Diet influences microbiome composition in human colonic mucosa

A team led by researchers at Baylor College of Medicine has reported an association between diet quality and microbiome composition in human colonic mucosa. The researchers found that a high-quality diet is linked to more potentially beneficial bacteria; while a low-quality diet is associated with an increase in potentially harmful bacteria. They propose that modifying the microbiome through diet may be a part of a strategy to reduce the risk of chronic diseases.

An inflammatory diet correlates with colorectal cancer risk

Researchers from the Molecular Mechanisms and Experimental Therapy in Oncology programme (Oncobell) of the Bellvitge Biomedical Research Institute (IDIBELL) and the Catalan Institute of Oncology (ICO), together with the Biodonostia Health Research Institute (IIS Biodonostia), among others, have published the results of a multi-centre study that unveils a correlation between inflammatory and antioxidant diets and the risk of developing colorectal and breast cancer.

Early onset colorectal cancer increases not aligned with screening trends

Trends in colonoscopy rates did not fully align with the increase in colorectal cancer (CRC) in younger adults, adding to evidence that the rise in early onset CRC is not solely a result of more detection.
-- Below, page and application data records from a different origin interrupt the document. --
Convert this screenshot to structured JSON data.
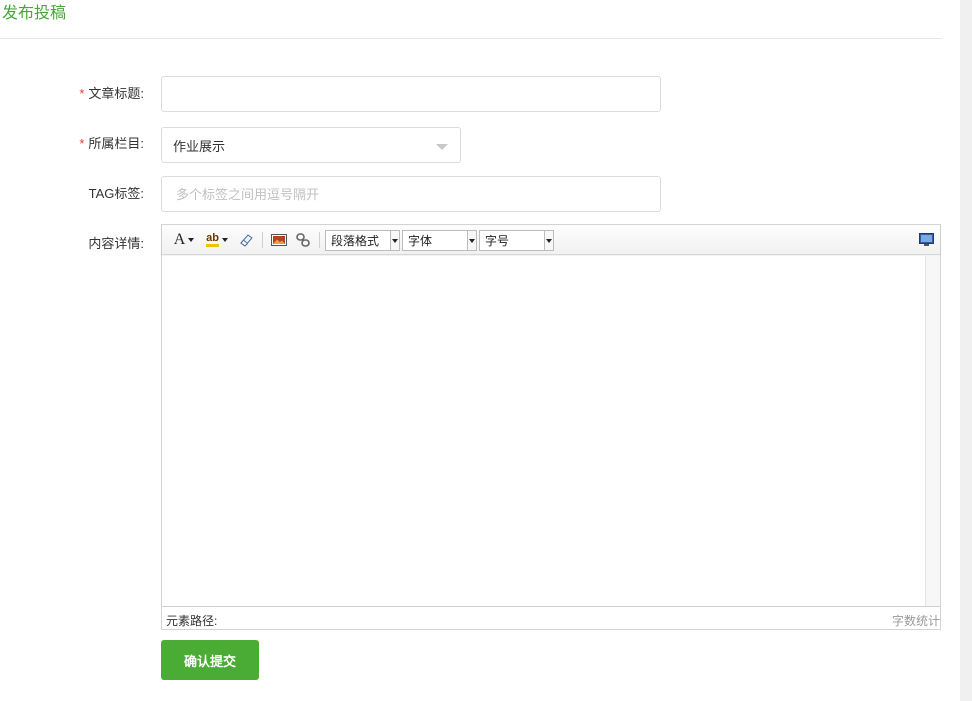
{
  "page": {
    "title": "发布投稿"
  },
  "form": {
    "required_mark": "*",
    "title_field": {
      "label": "文章标题:",
      "value": "",
      "placeholder": ""
    },
    "column_field": {
      "label": "所属栏目:",
      "selected": "作业展示"
    },
    "tag_field": {
      "label": "TAG标签:",
      "value": "",
      "placeholder": "多个标签之间用逗号隔开"
    },
    "content_field": {
      "label": "内容详情:"
    },
    "submit_label": "确认提交"
  },
  "editor": {
    "toolbar": {
      "font_color_glyph": "A",
      "highlight_glyph": "ab",
      "paragraph_format": "段落格式",
      "font_family": "字体",
      "font_size": "字号"
    },
    "status": {
      "element_path": "元素路径:",
      "word_count": "字数统计"
    }
  },
  "icons": {
    "font_color": "font-color-icon",
    "highlight": "highlight-color-icon",
    "eraser": "eraser-icon",
    "image": "image-icon",
    "link": "link-icon",
    "fullscreen": "fullscreen-icon"
  },
  "colors": {
    "accent": "#44a832",
    "button": "#4aac34",
    "required": "#e23b3b"
  }
}
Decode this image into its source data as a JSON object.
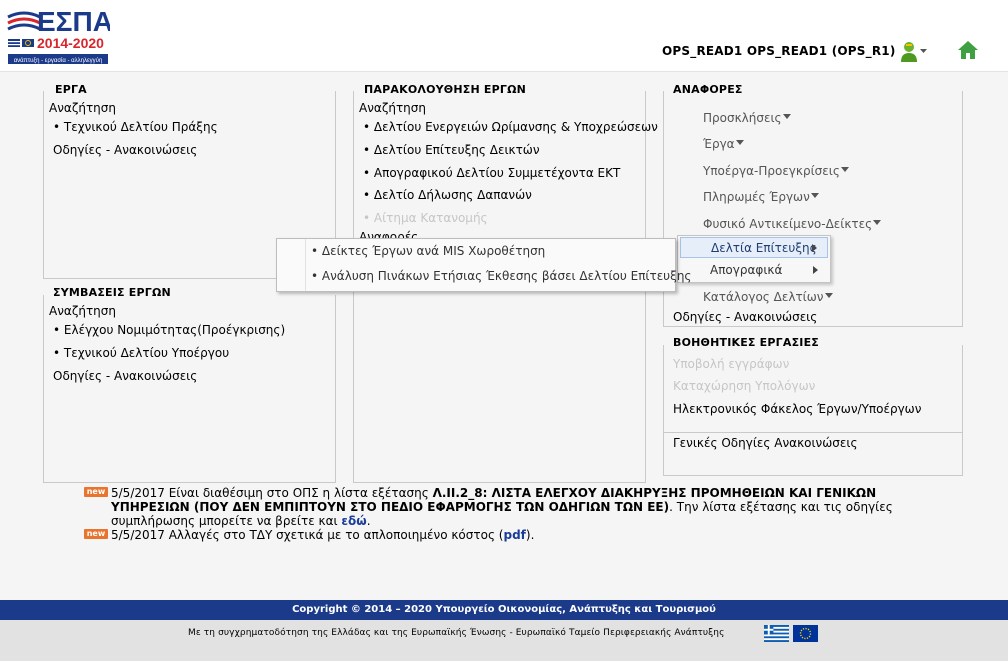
{
  "header": {
    "logo_word": "ΕΣΠΑ",
    "logo_years": "2014-2020",
    "logo_tagline": "ανάπτυξη - εργασία - αλληλεγγύη",
    "user_label": "OPS_READ1 OPS_READ1 (OPS_R1)",
    "user_icon": "user-menu-icon",
    "home_icon": "home-icon"
  },
  "panels": {
    "erga": {
      "title": "ΕΡΓΑ",
      "search_label": "Αναζήτηση",
      "items": [
        "• Τεχνικού Δελτίου Πράξης"
      ],
      "notices": "Οδηγίες - Ανακοινώσεις"
    },
    "symvaseis": {
      "title": "ΣΥΜΒΑΣΕΙΣ ΕΡΓΩΝ",
      "search_label": "Αναζήτηση",
      "items": [
        "• Ελέγχου Νομιμότητας(Προέγκρισης)",
        "• Τεχνικού Δελτίου Υποέργου"
      ],
      "notices": "Οδηγίες - Ανακοινώσεις"
    },
    "parakolouthisi": {
      "title": "ΠΑΡΑΚΟΛΟΥΘΗΣΗ ΕΡΓΩΝ",
      "search_label": "Αναζήτηση",
      "items": [
        "• Δελτίου Ενεργειών Ωρίμανσης & Υποχρεώσεων",
        "• Δελτίου Επίτευξης Δεικτών",
        "• Απογραφικού Δελτίου Συμμετέχοντα ΕΚΤ",
        "• Δελτίο Δήλωσης Δαπανών"
      ],
      "disabled_item": "• Αίτημα Κατανομής",
      "reports_label": "Αναφορές"
    },
    "anafores": {
      "title": "ΑΝΑΦΟΡΕΣ",
      "items": [
        "Προσκλήσεις",
        "Έργα",
        "Υποέργα-Προεγκρίσεις",
        "Πληρωμές Έργων",
        "Φυσικό Αντικείμενο-Δείκτες"
      ],
      "catalog": "Κατάλογος Δελτίων",
      "notices": "Οδηγίες - Ανακοινώσεις"
    },
    "voithitikes": {
      "title": "ΒΟΗΘΗΤΙΚΕΣ ΕΡΓΑΣΙΕΣ",
      "disabled_items": [
        "Υποβολή εγγράφων",
        "Καταχώρηση Υπολόγων"
      ],
      "item": "Ηλεκτρονικός Φάκελος Έργων/Υποέργων",
      "general": "Γενικές Οδηγίες Ανακοινώσεις"
    }
  },
  "submenu": {
    "items": [
      "Δελτία Επίτευξης",
      "Απογραφικά"
    ],
    "active_index": 0
  },
  "popup": {
    "items": [
      "• Δείκτες Έργων ανά MIS Χωροθέτηση",
      "• Ανάλυση Πινάκων Ετήσιας Έκθεσης βάσει Δελτίου Επίτευξης"
    ]
  },
  "news": {
    "badge": "new",
    "item1_prefix": "5/5/2017 Είναι διαθέσιμη στο ΟΠΣ η λίστα εξέτασης ",
    "item1_bold": "Λ.ΙΙ.2_8: ΛΙΣΤΑ ΕΛΕΓΧΟΥ ΔΙΑΚΗΡΥΞΗΣ ΠΡΟΜΗΘΕΙΩΝ ΚΑΙ ΓΕΝΙΚΩΝ ΥΠΗΡΕΣΙΩΝ (ΠΟΥ ΔΕΝ ΕΜΠΙΠΤΟΥΝ ΣΤΟ ΠΕΔΙΟ ΕΦΑΡΜΟΓΗΣ ΤΩΝ ΟΔΗΓΙΩΝ ΤΩΝ ΕΕ)",
    "item1_suffix": ". Την λίστα εξέτασης και τις οδηγίες συμπλήρωσης μπορείτε να βρείτε και ",
    "item1_link": "εδώ",
    "item1_end": ".",
    "item2_prefix": "5/5/2017 Αλλαγές στο ΤΔΥ σχετικά με το απλοποιημένο κόστος (",
    "item2_link": "pdf",
    "item2_end": ")."
  },
  "footer": {
    "copyright": "Copyright © 2014 – 2020 Υπουργείο Οικονομίας, Ανάπτυξης και Τουρισμού",
    "cofunding": "Με τη συγχρηματοδότηση της Ελλάδας και της Ευρωπαϊκής Ένωσης - Ευρωπαϊκό Ταμείο Περιφερειακής Ανάπτυξης",
    "flag_gr": "greek-flag-icon",
    "flag_eu": "eu-flag-icon"
  },
  "colors": {
    "brand_blue": "#1c3a8a",
    "logo_red": "#d7262d",
    "home_green": "#3ea040",
    "new_badge": "#e8742d"
  }
}
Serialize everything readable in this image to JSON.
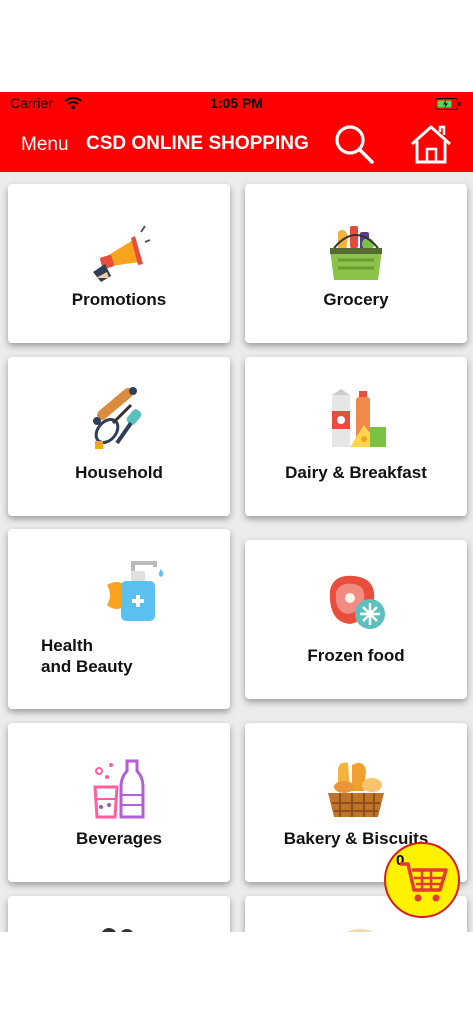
{
  "status": {
    "carrier": "Carrier",
    "time": "1:05 PM"
  },
  "nav": {
    "menu_label": "Menu",
    "title": "CSD ONLINE SHOPPING"
  },
  "categories": [
    {
      "label": "Promotions",
      "icon": "megaphone-icon"
    },
    {
      "label": "Grocery",
      "icon": "grocery-basket-icon"
    },
    {
      "label": "Household",
      "icon": "kitchen-utensils-icon"
    },
    {
      "label": "Dairy & Breakfast",
      "icon": "dairy-icon"
    },
    {
      "label": "Health\nand Beauty",
      "icon": "sanitizer-sponge-icon"
    },
    {
      "label": "Frozen food",
      "icon": "frozen-meat-icon"
    },
    {
      "label": "Beverages",
      "icon": "beverages-icon"
    },
    {
      "label": "Bakery & Biscuits",
      "icon": "bread-basket-icon"
    }
  ],
  "cart": {
    "count": "0"
  },
  "colors": {
    "brand": "#ff0000",
    "cart_fab": "#fff200"
  }
}
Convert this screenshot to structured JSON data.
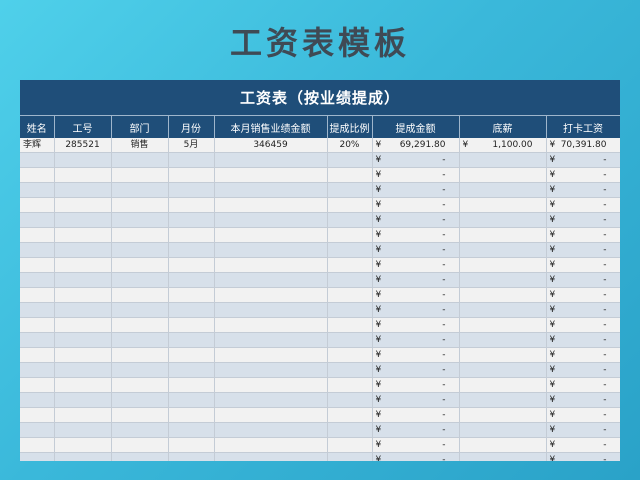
{
  "page_title": "工资表模板",
  "sheet_title": "工资表（按业绩提成）",
  "columns": [
    "姓名",
    "工号",
    "部门",
    "月份",
    "本月销售业绩金额",
    "提成比例",
    "提成金额",
    "底薪",
    "打卡工资"
  ],
  "currency_symbol": "¥",
  "empty_amount": "-",
  "rows": [
    {
      "name": "李辉",
      "id": "285521",
      "dept": "销售",
      "month": "5月",
      "sales": "346459",
      "rate": "20%",
      "commission": "69,291.80",
      "base": "1,100.00",
      "total": "70,391.80"
    }
  ],
  "empty_row_count": 21,
  "colors": {
    "header": "#1f4e79",
    "row_alt": "#d7e0ea",
    "row": "#f2f2f2"
  }
}
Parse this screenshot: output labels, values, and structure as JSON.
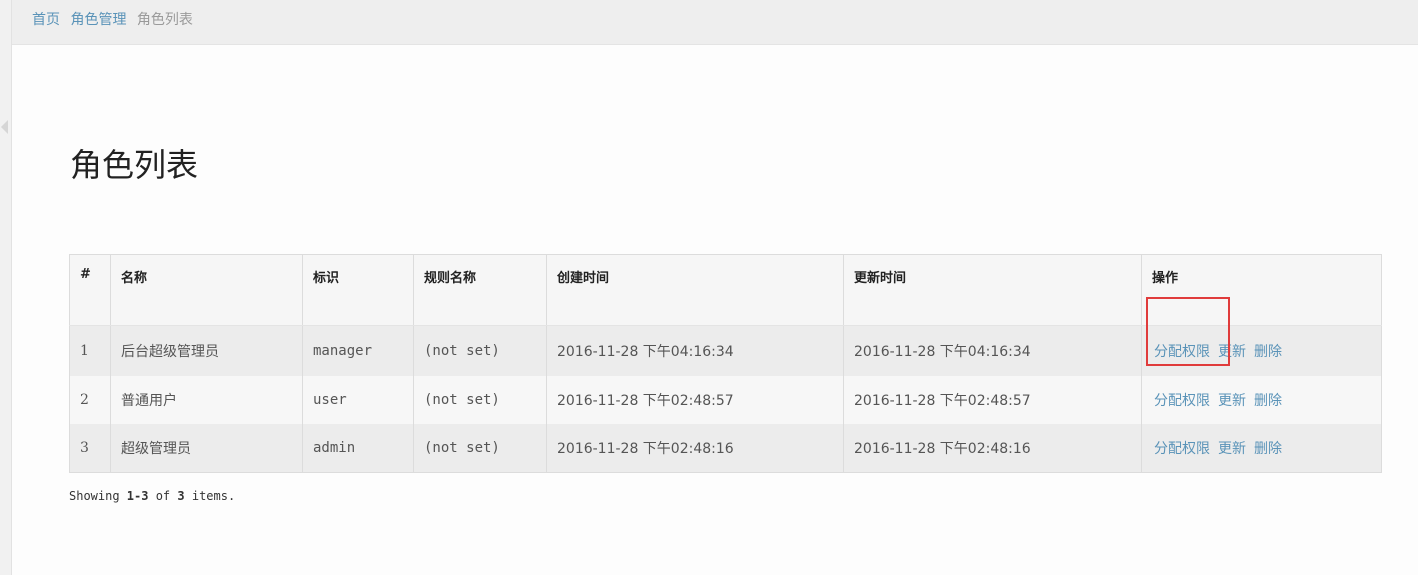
{
  "breadcrumb": {
    "home": "首页",
    "parent": "角色管理",
    "current": "角色列表"
  },
  "page": {
    "title": "角色列表"
  },
  "table": {
    "headers": [
      "#",
      "名称",
      "标识",
      "规则名称",
      "创建时间",
      "更新时间",
      "操作"
    ],
    "rows": [
      {
        "index": "1",
        "name": "后台超级管理员",
        "key": "manager",
        "rule": "(not set)",
        "created": "2016-11-28 下午04:16:34",
        "updated": "2016-11-28 下午04:16:34"
      },
      {
        "index": "2",
        "name": "普通用户",
        "key": "user",
        "rule": "(not set)",
        "created": "2016-11-28 下午02:48:57",
        "updated": "2016-11-28 下午02:48:57"
      },
      {
        "index": "3",
        "name": "超级管理员",
        "key": "admin",
        "rule": "(not set)",
        "created": "2016-11-28 下午02:48:16",
        "updated": "2016-11-28 下午02:48:16"
      }
    ],
    "actions": {
      "assign": "分配权限",
      "update": "更新",
      "delete": "删除"
    }
  },
  "summary": {
    "prefix": "Showing ",
    "range": "1-3",
    "of": " of ",
    "total": "3",
    "suffix": " items."
  },
  "colors": {
    "link": "#5a93b8",
    "highlight": "#e03b3b"
  }
}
The study, ‘Are temporal trends in colonoscopy among young adults concordant with colorectal cancer incidence?’ was published in the Journal of Medical Screening.

Positive results from post-CE approval study of the C-Scan System

Check-Cap has announced positive final results from its recently completed post-CE approval study evaluating the clinical performance and safety of the C-Scan system, which according to the company, is the first and only preparation-free capsule based screening method for the prevention of colorectal cancer through the detection of precancerous polyps.